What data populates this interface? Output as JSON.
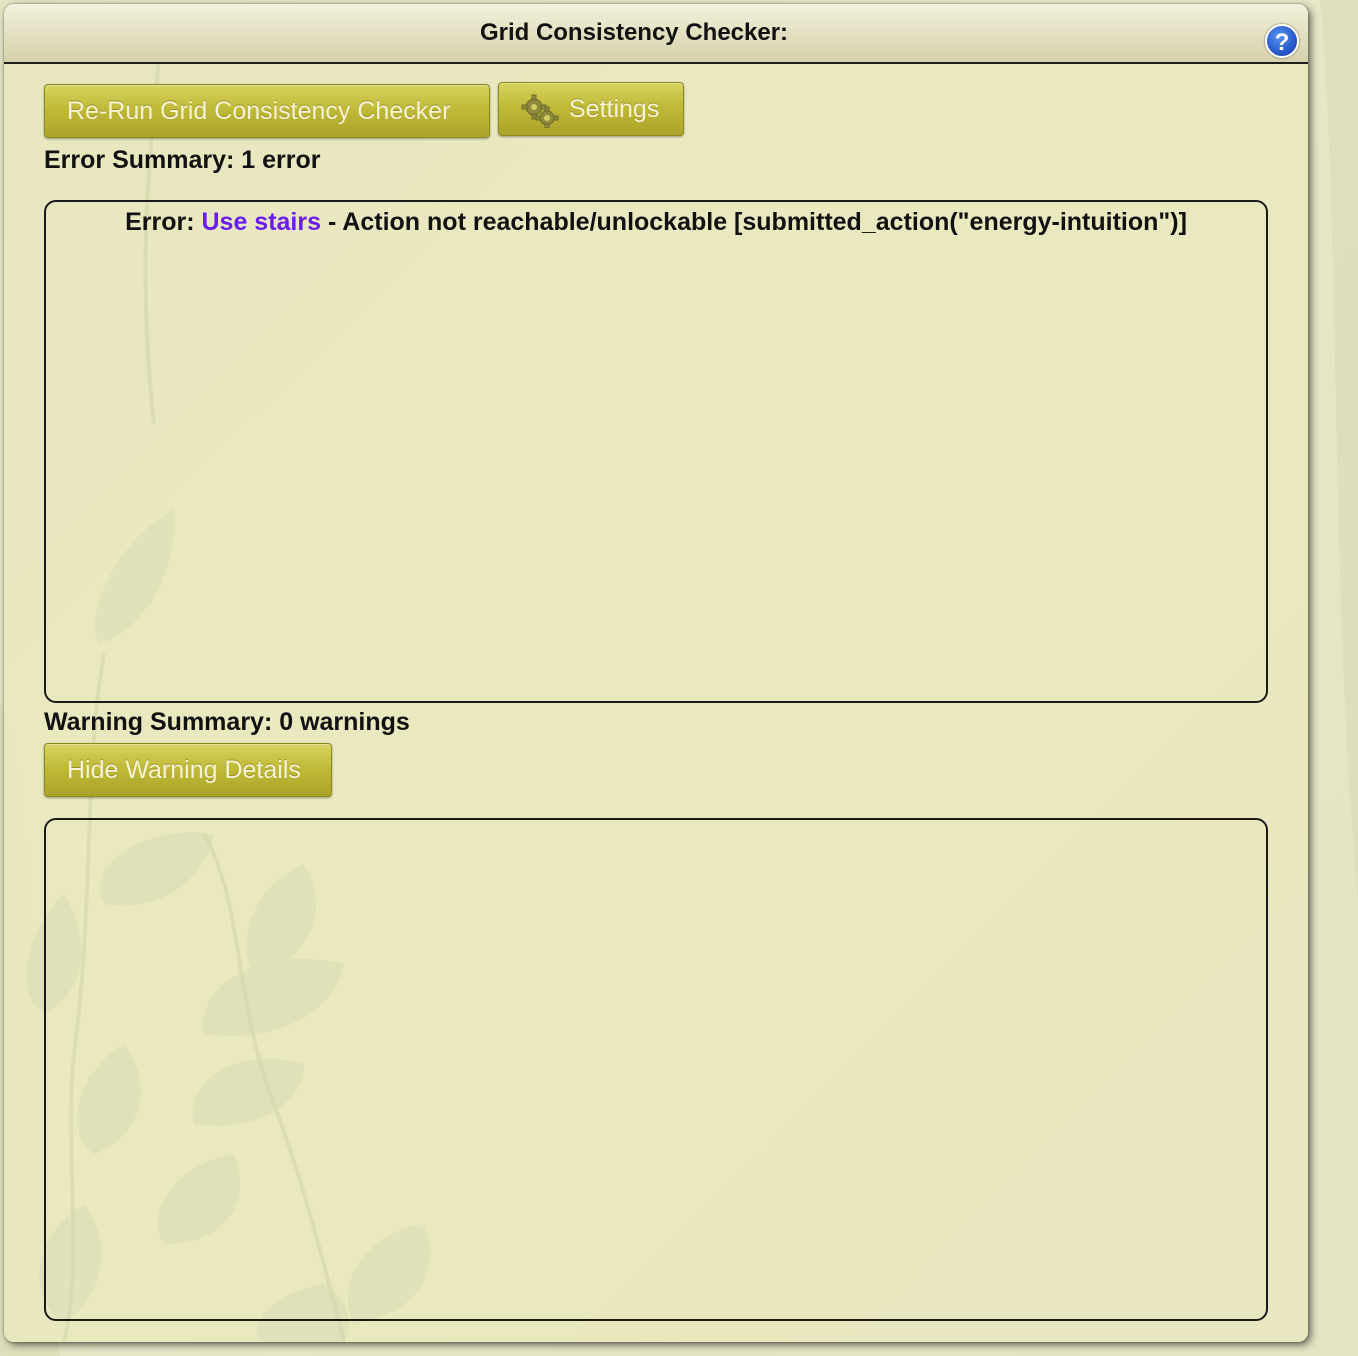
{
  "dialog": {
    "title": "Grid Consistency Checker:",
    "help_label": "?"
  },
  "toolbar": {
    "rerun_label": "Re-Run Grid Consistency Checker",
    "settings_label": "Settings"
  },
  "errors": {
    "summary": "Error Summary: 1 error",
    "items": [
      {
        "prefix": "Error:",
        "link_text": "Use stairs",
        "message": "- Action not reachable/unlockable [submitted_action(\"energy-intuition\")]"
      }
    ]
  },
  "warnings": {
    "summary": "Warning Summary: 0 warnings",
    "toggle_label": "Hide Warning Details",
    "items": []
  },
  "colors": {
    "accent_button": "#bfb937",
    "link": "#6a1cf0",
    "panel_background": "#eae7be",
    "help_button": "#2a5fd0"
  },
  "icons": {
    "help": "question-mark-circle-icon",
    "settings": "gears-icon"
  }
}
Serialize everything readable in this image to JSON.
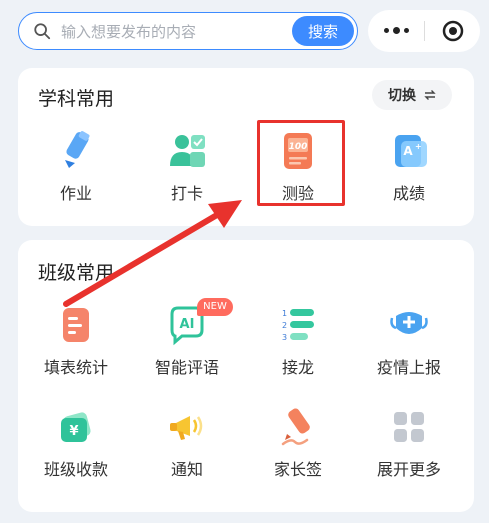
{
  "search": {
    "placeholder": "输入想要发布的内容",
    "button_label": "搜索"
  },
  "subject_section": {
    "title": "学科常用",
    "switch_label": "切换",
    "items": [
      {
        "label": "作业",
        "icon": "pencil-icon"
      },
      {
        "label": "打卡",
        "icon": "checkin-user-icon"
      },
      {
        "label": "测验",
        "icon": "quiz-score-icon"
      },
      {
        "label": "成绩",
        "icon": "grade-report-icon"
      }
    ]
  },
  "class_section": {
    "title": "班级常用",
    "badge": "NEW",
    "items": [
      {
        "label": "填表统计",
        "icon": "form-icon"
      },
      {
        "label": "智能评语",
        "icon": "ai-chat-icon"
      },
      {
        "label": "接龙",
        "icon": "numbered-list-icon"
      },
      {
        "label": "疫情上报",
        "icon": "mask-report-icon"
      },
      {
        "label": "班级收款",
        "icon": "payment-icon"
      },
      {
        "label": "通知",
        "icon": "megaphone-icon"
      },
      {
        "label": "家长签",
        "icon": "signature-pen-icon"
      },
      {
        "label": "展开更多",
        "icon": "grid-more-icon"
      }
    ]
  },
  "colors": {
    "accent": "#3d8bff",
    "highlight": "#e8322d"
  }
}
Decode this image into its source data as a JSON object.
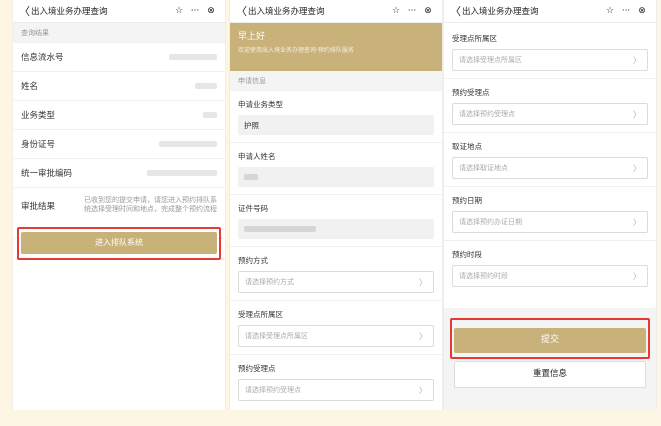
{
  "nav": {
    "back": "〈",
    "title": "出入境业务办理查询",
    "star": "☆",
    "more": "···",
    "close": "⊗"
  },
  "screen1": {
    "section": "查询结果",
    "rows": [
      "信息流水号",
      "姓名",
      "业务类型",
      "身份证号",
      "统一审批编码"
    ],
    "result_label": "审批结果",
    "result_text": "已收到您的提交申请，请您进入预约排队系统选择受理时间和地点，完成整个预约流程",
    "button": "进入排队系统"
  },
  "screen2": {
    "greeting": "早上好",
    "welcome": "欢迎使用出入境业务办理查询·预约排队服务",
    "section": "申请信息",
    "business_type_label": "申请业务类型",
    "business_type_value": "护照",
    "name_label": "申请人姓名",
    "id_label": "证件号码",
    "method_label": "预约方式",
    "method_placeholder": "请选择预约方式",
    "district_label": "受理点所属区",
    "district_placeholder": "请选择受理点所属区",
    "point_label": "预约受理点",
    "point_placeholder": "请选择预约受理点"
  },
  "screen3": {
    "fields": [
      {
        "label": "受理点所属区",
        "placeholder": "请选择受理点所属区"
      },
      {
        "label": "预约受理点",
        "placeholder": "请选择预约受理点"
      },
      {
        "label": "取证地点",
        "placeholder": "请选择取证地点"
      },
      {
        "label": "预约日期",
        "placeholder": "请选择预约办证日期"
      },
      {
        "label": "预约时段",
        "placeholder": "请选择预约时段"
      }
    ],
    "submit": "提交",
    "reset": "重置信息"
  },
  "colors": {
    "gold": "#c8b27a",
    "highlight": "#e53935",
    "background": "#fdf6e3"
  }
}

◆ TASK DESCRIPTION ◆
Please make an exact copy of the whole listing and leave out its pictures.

◆ EXERCISE RESULT ◆
What data populates this interface? Output as JSON.
{
  "dialog": {
    "title": "Grid Consistency Checker:",
    "help_label": "?"
  },
  "toolbar": {
    "rerun_label": "Re-Run Grid Consistency Checker",
    "settings_label": "Settings"
  },
  "errors": {
    "summary": "Error Summary: 1 error",
    "items": [
      {
        "prefix": "Error:",
        "link_text": "Use stairs",
        "message": "- Action not reachable/unlockable [submitted_action(\"energy-intuition\")]"
      }
    ]
  },
  "warnings": {
    "summary": "Warning Summary: 0 warnings",
    "toggle_label": "Hide Warning Details",
    "items": []
  },
  "colors": {
    "accent_button": "#bfb937",
    "link": "#6a1cf0",
    "panel_background": "#eae7be",
    "help_button": "#2a5fd0"
  },
  "icons": {
    "help": "question-mark-circle-icon",
    "settings": "gears-icon"
  }
}
Serialize everything readable in this image to JSON.
{
  "search": {
    "placeholder": "输入想要发布的内容",
    "button_label": "搜索"
  },
  "subject_section": {
    "title": "学科常用",
    "switch_label": "切换",
    "items": [
      {
        "label": "作业",
        "icon": "pencil-icon"
      },
      {
        "label": "打卡",
        "icon": "checkin-user-icon"
      },
      {
        "label": "测验",
        "icon": "quiz-score-icon"
      },
      {
        "label": "成绩",
        "icon": "grade-report-icon"
      }
    ]
  },
  "class_section": {
    "title": "班级常用",
    "badge": "NEW",
    "items": [
      {
        "label": "填表统计",
        "icon": "form-icon"
      },
      {
        "label": "智能评语",
        "icon": "ai-chat-icon"
      },
      {
        "label": "接龙",
        "icon": "numbered-list-icon"
      },
      {
        "label": "疫情上报",
        "icon": "mask-report-icon"
      },
      {
        "label": "班级收款",
        "icon": "payment-icon"
      },
      {
        "label": "通知",
        "icon": "megaphone-icon"
      },
      {
        "label": "家长签",
        "icon": "signature-pen-icon"
      },
      {
        "label": "展开更多",
        "icon": "grid-more-icon"
      }
    ]
  },
  "colors": {
    "accent": "#3d8bff",
    "highlight": "#e8322d"
  }
}
Decode this image into its source data as a JSON object.
{
  "nav": {
    "back": "〈",
    "title": "出入境业务办理查询",
    "star": "☆",
    "more": "···",
    "close": "⊗"
  },
  "screen1": {
    "section": "查询结果",
    "rows": [
      "信息流水号",
      "姓名",
      "业务类型",
      "身份证号",
      "统一审批编码"
    ],
    "result_label": "审批结果",
    "result_text": "已收到您的提交申请，请您进入预约排队系统选择受理时间和地点，完成整个预约流程",
    "button": "进入排队系统"
  },
  "screen2": {
    "greeting": "早上好",
    "welcome": "欢迎使用出入境业务办理查询·预约排队服务",
    "section": "申请信息",
    "business_type_label": "申请业务类型",
    "business_type_value": "护照",
    "name_label": "申请人姓名",
    "id_label": "证件号码",
    "method_label": "预约方式",
    "method_placeholder": "请选择预约方式",
    "district_label": "受理点所属区",
    "district_placeholder": "请选择受理点所属区",
    "point_label": "预约受理点",
    "point_placeholder": "请选择预约受理点"
  },
  "screen3": {
    "fields": [
      {
        "label": "受理点所属区",
        "placeholder": "请选择受理点所属区"
      },
      {
        "label": "预约受理点",
        "placeholder": "请选择预约受理点"
      },
      {
        "label": "取证地点",
        "placeholder": "请选择取证地点"
      },
      {
        "label": "预约日期",
        "placeholder": "请选择预约办证日期"
      },
      {
        "label": "预约时段",
        "placeholder": "请选择预约时段"
      }
    ],
    "submit": "提交",
    "reset": "重置信息"
  },
  "colors": {
    "gold": "#c8b27a",
    "highlight": "#e53935",
    "background": "#fdf6e3"
  }
}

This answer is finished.